Next, refrigerate your drive! Stick it in a Ziplock bag with the USB and power cables sticking out and zip up the bag. If you have an internal hard drive, use a USB IDE/SATA drive connector. They’re really very convenient. For added protection, I put my drive into an additional Ziplock bag. Let it cool down for a few hours before continuing.
While you’re waiting, run these two commands in that terminal window:
$ ls /dev/hd* $ ls /dev/sd*
And take note of the results. It will list out several entries that look similar to this:
hda hda1 hda2 hdb hdb1 sda sda1 sda2 sda3 sdb sdb1 sdc sdc1
Each one without a number is a physical drive. Each one with a number is a partition on the physical drive.
Plug in your failing drive and rerun those commands. Whatever is new is how we’re going to identify the bad drive. For me, it was
So at this point you have your drive cooled, plugged in, and identified. Now you should decide where you’re going to put your backup. I put mine in
~/Desktop/recovery/. In the Terminal, run this command, replacing
sdd1 with the name of your own drive, and replacing the directory with the directory you chose for your backup.
$ sudo ddrescue /dev/sdd1 ~/Desktop/recovery/recovery.img log_file
This starts the imaging of your drive. It will take all the data it can from your drive and put it in

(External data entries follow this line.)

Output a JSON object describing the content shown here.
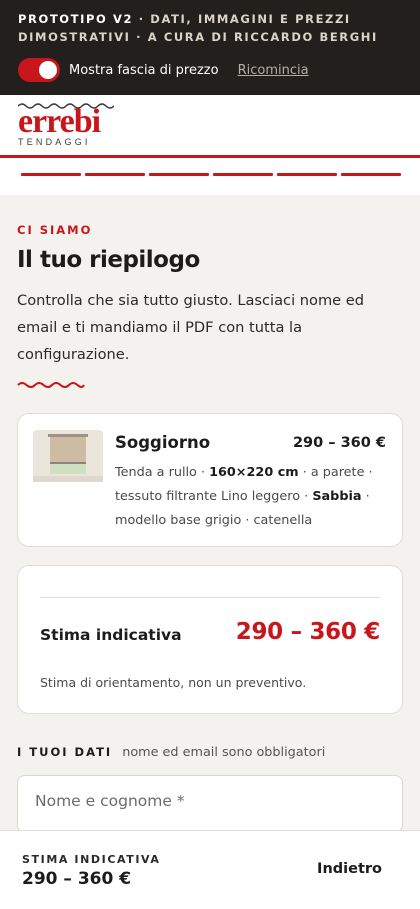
{
  "topbar": {
    "prototype": "PROTOTIPO V2",
    "line1_rest": " · DATI, IMMAGINI E PREZZI",
    "line2": "DIMOSTRATIVI · A CURA DI RICCARDO BERGHI",
    "toggle_label": "Mostra fascia di prezzo",
    "toggle_on": true,
    "reset_link": "Ricomincia"
  },
  "brand": {
    "logo_word": "errebi",
    "logo_sub": "TENDAGGI",
    "progress_steps": 6,
    "accent": "#c8161c"
  },
  "main": {
    "eyebrow": "CI SIAMO",
    "title": "Il tuo riepilogo",
    "intro": "Controlla che sia tutto giusto. Lasciaci nome ed email e ti mandiamo il PDF con tutta la configurazione."
  },
  "summary": {
    "room": "Soggiorno",
    "price": "290 – 360 €",
    "desc_1": "Tenda a rullo · ",
    "desc_size": "160×220 cm",
    "desc_2": " · a parete · tessuto filtrante Lino leggero · ",
    "desc_color": "Sabbia",
    "desc_3": " · modello base grigio · catenella"
  },
  "estimate": {
    "label": "Stima indicativa",
    "value": "290 – 360 €",
    "note": "Stima di orientamento, non un preventivo."
  },
  "form": {
    "section_label": "I TUOI DATI",
    "section_hint": "nome ed email sono obbligatori",
    "name_placeholder": "Nome e cognome *"
  },
  "bottom_bar": {
    "label": "STIMA INDICATIVA",
    "value": "290 – 360 €",
    "back_button": "Indietro"
  }
}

log_file is gddrescue’s log. It uses this to start from where it stopped. If you need to stop the recovery for some reason, hit Ctrl+C. If either this happens or the power goes out, or the drive just stops but decides to start working again later, you can continue the recovery process. Just add the
-C argument to the command line:
$ sudo ddrescue -C /dev/sdd1 ~/Desktop/recovery/recovery.img log_file
And recovery will start from where it left off. If you leave off the
-C argument, recovery will start from the beginning, but it won’t erase your progress. Instead, it will fill in the gaps as well as it can.
Once you’re finished making an image of the drive, decide where you want your recovered files to go. I chose
~/Desktop/recovery/recovered/. Run foremost to recover those files:
$ cd ~/Desktop/recovery $ sudo foremost recovery.img -o recovered
As it’s working, you can watch your files show up in the folder you specified. It does not retain directory structure; instead, there is a folder for each file type.
And that’s it! I wrote a lot, but the process is actually very simple. Good luck!